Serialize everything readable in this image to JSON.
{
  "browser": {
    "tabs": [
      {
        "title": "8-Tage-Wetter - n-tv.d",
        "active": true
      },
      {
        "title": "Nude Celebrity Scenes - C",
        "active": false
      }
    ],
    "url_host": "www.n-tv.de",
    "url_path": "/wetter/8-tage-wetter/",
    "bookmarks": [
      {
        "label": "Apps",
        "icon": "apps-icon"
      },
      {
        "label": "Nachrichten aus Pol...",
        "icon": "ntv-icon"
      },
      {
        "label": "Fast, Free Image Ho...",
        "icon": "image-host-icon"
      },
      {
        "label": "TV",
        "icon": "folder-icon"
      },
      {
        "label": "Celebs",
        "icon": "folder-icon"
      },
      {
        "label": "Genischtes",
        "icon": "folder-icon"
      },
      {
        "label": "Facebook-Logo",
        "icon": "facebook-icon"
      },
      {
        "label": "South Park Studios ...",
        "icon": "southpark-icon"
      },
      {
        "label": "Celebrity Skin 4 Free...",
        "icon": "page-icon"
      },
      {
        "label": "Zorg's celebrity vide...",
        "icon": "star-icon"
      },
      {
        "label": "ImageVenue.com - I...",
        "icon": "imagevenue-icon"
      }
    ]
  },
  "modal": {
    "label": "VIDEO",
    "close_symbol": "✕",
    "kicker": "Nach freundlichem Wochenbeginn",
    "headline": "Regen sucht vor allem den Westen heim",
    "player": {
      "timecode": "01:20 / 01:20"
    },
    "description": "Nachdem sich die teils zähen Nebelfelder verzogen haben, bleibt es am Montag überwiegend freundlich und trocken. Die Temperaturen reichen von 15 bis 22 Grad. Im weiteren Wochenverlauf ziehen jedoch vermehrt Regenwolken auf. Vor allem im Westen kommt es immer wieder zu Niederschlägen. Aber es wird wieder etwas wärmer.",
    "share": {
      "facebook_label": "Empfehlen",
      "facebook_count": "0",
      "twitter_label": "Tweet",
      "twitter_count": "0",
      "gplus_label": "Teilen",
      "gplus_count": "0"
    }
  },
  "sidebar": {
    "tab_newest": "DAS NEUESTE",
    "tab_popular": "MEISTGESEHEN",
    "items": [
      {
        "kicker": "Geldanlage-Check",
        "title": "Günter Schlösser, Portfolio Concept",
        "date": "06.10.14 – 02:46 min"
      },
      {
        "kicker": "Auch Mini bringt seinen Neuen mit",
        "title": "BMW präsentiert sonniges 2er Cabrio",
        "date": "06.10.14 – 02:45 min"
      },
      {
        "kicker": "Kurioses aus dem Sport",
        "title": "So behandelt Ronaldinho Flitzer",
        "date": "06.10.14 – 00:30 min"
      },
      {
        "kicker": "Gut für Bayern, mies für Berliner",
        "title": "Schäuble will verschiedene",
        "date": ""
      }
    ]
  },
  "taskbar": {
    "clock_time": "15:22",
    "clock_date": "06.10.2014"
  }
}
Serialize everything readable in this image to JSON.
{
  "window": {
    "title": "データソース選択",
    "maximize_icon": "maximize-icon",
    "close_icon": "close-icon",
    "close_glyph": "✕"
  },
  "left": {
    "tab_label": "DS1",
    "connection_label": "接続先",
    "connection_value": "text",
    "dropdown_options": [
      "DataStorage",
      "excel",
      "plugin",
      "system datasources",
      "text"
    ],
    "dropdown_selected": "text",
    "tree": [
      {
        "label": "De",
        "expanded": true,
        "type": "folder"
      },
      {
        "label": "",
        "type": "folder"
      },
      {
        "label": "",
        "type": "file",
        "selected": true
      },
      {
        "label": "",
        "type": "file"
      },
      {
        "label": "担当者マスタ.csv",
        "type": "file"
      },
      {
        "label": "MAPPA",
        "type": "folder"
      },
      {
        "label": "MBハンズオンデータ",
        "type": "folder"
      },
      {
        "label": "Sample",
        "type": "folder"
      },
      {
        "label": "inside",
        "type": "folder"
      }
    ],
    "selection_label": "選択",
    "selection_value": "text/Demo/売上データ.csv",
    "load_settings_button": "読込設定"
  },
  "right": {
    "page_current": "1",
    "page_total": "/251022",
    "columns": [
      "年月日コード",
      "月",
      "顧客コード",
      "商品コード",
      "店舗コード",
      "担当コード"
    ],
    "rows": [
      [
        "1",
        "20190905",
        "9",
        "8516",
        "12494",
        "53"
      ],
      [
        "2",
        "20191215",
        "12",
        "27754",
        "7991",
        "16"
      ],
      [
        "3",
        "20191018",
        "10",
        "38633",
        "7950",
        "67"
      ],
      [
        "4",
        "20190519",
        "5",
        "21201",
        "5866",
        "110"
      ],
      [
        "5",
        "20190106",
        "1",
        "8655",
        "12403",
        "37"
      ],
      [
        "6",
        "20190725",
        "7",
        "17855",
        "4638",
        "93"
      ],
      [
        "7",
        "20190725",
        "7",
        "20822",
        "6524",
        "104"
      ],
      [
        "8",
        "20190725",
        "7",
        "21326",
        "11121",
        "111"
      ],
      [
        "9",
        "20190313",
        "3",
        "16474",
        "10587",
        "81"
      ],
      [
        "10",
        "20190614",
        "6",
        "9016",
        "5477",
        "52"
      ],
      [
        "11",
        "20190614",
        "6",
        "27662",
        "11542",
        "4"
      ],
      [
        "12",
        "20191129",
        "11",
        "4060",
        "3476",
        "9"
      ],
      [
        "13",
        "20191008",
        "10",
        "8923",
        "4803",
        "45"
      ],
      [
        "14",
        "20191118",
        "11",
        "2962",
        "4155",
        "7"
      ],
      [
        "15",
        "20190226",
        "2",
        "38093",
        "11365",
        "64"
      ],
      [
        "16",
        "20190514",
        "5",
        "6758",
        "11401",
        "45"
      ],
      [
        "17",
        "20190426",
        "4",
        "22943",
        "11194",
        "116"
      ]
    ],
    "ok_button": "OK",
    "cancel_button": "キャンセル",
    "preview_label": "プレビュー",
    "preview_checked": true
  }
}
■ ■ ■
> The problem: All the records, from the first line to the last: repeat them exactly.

> Response:
Serialize everything readable in this image to JSON.
{
  "browser": {
    "tabs": [
      {
        "title": "8-Tage-Wetter - n-tv.d",
        "active": true
      },
      {
        "title": "Nude Celebrity Scenes - C",
        "active": false
      }
    ],
    "url_host": "www.n-tv.de",
    "url_path": "/wetter/8-tage-wetter/",
    "bookmarks": [
      {
        "label": "Apps",
        "icon": "apps-icon"
      },
      {
        "label": "Nachrichten aus Pol...",
        "icon": "ntv-icon"
      },
      {
        "label": "Fast, Free Image Ho...",
        "icon": "image-host-icon"
      },
      {
        "label": "TV",
        "icon": "folder-icon"
      },
      {
        "label": "Celebs",
        "icon": "folder-icon"
      },
      {
        "label": "Genischtes",
        "icon": "folder-icon"
      },
      {
        "label": "Facebook-Logo",
        "icon": "facebook-icon"
      },
      {
        "label": "South Park Studios ...",
        "icon": "southpark-icon"
      },
      {
        "label": "Celebrity Skin 4 Free...",
        "icon": "page-icon"
      },
      {
        "label": "Zorg's celebrity vide...",
        "icon": "star-icon"
      },
      {
        "label": "ImageVenue.com - I...",
        "icon": "imagevenue-icon"
      }
    ]
  },
  "modal": {
    "label": "VIDEO",
    "close_symbol": "✕",
    "kicker": "Nach freundlichem Wochenbeginn",
    "headline": "Regen sucht vor allem den Westen heim",
    "player": {
      "timecode": "01:20 / 01:20"
    },
    "description": "Nachdem sich die teils zähen Nebelfelder verzogen haben, bleibt es am Montag überwiegend freundlich und trocken. Die Temperaturen reichen von 15 bis 22 Grad. Im weiteren Wochenverlauf ziehen jedoch vermehrt Regenwolken auf. Vor allem im Westen kommt es immer wieder zu Niederschlägen. Aber es wird wieder etwas wärmer.",
    "share": {
      "facebook_label": "Empfehlen",
      "facebook_count": "0",
      "twitter_label": "Tweet",
      "twitter_count": "0",
      "gplus_label": "Teilen",
      "gplus_count": "0"
    }
  },
  "sidebar": {
    "tab_newest": "DAS NEUESTE",
    "tab_popular": "MEISTGESEHEN",
    "items": [
      {
        "kicker": "Geldanlage-Check",
        "title": "Günter Schlösser, Portfolio Concept",
        "date": "06.10.14 – 02:46 min"
      },
      {
        "kicker": "Auch Mini bringt seinen Neuen mit",
        "title": "BMW präsentiert sonniges 2er Cabrio",
        "date": "06.10.14 – 02:45 min"
      },
      {
        "kicker": "Kurioses aus dem Sport",
        "title": "So behandelt Ronaldinho Flitzer",
        "date": "06.10.14 – 00:30 min"
      },
      {
        "kicker": "Gut für Bayern, mies für Berliner",
        "title": "Schäuble will verschiedene",
        "date": ""
      }
    ]
  },
  "taskbar": {
    "clock_time": "15:22",
    "clock_date": "06.10.2014"
  }
}
Serialize everything readable in this image to JSON.
{
  "window": {
    "title": "データソース選択",
    "maximize_icon": "maximize-icon",
    "close_icon": "close-icon",
    "close_glyph": "✕"
  },
  "left": {
    "tab_label": "DS1",
    "connection_label": "接続先",
    "connection_value": "text",
    "dropdown_options": [
      "DataStorage",
      "excel",
      "plugin",
      "system datasources",
      "text"
    ],
    "dropdown_selected": "text",
    "tree": [
      {
        "label": "De",
        "expanded": true,
        "type": "folder"
      },
      {
        "label": "",
        "type": "folder"
      },
      {
        "label": "",
        "type": "file",
        "selected": true
      },
      {
        "label": "",
        "type": "file"
      },
      {
        "label": "担当者マスタ.csv",
        "type": "file"
      },
      {
        "label": "MAPPA",
        "type": "folder"
      },
      {
        "label": "MBハンズオンデータ",
        "type": "folder"
      },
      {
        "label": "Sample",
        "type": "folder"
      },
      {
        "label": "inside",
        "type": "folder"
      }
    ],
    "selection_label": "選択",
    "selection_value": "text/Demo/売上データ.csv",
    "load_settings_button": "読込設定"
  },
  "right": {
    "page_current": "1",
    "page_total": "/251022",
    "columns": [
      "年月日コード",
      "月",
      "顧客コード",
      "商品コード",
      "店舗コード",
      "担当コード"
    ],
    "rows": [
      [
        "1",
        "20190905",
        "9",
        "8516",
        "12494",
        "53"
      ],
      [
        "2",
        "20191215",
        "12",
        "27754",
        "7991",
        "16"
      ],
      [
        "3",
        "20191018",
        "10",
        "38633",
        "7950",
        "67"
      ],
      [
        "4",
        "20190519",
        "5",
        "21201",
        "5866",
        "110"
      ],
      [
        "5",
        "20190106",
        "1",
        "8655",
        "12403",
        "37"
      ],
      [
        "6",
        "20190725",
        "7",
        "17855",
        "4638",
        "93"
      ],
      [
        "7",
        "20190725",
        "7",
        "20822",
        "6524",
        "104"
      ],
      [
        "8",
        "20190725",
        "7",
        "21326",
        "11121",
        "111"
      ],
      [
        "9",
        "20190313",
        "3",
        "16474",
        "10587",
        "81"
      ],
      [
        "10",
        "20190614",
        "6",
        "9016",
        "5477",
        "52"
      ],
      [
        "11",
        "20190614",
        "6",
        "27662",
        "11542",
        "4"
      ],
      [
        "12",
        "20191129",
        "11",
        "4060",
        "3476",
        "9"
      ],
      [
        "13",
        "20191008",
        "10",
        "8923",
        "4803",
        "45"
      ],
      [
        "14",
        "20191118",
        "11",
        "2962",
        "4155",
        "7"
      ],
      [
        "15",
        "20190226",
        "2",
        "38093",
        "11365",
        "64"
      ],
      [
        "16",
        "20190514",
        "5",
        "6758",
        "11401",
        "45"
      ],
      [
        "17",
        "20190426",
        "4",
        "22943",
        "11194",
        "116"
      ]
    ],
    "ok_button": "OK",
    "cancel_button": "キャンセル",
    "preview_label": "プレビュー",
    "preview_checked": true
  }
}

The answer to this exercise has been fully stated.